Task objective >> Answer with a number only, stating how many lines of the records hold the word "heading".

···

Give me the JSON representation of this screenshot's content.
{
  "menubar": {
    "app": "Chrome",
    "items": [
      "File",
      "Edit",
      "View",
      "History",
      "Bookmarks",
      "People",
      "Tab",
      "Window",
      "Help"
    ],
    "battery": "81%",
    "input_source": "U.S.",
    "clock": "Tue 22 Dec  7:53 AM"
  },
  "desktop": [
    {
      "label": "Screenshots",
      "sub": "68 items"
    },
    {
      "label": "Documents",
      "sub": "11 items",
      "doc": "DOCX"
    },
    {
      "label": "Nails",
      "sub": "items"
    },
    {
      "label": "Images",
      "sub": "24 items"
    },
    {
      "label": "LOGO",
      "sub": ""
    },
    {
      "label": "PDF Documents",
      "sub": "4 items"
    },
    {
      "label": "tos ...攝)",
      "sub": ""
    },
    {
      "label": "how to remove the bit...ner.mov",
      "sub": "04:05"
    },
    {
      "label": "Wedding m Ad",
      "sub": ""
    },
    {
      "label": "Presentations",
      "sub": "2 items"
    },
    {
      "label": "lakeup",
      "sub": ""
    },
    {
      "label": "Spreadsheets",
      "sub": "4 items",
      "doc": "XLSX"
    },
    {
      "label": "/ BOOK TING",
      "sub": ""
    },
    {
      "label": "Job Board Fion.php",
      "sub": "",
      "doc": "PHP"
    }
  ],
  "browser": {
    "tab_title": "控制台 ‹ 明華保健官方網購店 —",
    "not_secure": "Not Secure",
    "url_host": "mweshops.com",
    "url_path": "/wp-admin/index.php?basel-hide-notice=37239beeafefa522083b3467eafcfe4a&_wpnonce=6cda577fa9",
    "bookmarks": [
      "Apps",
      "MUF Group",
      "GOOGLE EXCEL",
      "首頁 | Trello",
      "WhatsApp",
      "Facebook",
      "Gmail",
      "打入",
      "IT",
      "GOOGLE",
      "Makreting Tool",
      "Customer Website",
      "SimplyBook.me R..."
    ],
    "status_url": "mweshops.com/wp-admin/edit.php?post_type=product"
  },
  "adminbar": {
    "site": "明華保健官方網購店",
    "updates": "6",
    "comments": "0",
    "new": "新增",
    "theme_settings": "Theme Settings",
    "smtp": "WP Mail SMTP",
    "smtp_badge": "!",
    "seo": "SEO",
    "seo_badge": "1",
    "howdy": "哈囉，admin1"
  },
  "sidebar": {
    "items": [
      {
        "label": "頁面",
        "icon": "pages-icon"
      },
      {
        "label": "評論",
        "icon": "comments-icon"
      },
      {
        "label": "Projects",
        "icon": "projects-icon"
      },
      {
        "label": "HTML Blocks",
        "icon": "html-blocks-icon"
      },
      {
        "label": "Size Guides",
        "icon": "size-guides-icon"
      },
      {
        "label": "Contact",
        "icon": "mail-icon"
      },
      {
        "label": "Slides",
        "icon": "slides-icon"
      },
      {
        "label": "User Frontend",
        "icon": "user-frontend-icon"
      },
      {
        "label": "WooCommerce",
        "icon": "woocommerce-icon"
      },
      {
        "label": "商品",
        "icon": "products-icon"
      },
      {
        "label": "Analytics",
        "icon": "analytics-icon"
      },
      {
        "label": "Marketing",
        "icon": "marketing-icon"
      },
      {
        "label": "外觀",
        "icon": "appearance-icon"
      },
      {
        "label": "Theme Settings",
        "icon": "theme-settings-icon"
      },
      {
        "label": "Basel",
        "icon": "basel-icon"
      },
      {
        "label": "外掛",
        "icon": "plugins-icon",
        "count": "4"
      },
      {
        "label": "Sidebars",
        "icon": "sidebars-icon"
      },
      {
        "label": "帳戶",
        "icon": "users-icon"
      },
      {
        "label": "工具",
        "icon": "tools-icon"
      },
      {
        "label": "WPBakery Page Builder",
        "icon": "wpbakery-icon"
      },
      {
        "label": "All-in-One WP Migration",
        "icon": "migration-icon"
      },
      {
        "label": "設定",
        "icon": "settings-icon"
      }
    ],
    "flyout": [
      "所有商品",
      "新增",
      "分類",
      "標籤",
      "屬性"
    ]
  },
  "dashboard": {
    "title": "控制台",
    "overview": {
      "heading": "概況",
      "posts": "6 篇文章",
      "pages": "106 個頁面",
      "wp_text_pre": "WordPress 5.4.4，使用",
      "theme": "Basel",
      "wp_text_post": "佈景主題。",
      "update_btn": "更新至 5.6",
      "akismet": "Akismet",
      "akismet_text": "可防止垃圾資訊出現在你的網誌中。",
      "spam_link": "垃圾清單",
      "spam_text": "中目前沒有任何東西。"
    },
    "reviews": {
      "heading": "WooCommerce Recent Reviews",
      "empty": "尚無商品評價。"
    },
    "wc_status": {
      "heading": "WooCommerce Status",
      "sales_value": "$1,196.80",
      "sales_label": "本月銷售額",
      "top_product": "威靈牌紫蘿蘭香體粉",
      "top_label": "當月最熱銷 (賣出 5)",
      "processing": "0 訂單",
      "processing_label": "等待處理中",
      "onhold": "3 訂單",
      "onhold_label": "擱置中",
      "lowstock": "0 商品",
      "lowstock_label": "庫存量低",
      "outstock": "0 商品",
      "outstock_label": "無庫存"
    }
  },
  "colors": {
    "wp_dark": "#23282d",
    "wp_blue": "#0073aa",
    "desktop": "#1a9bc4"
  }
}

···

Completed exercise >> 3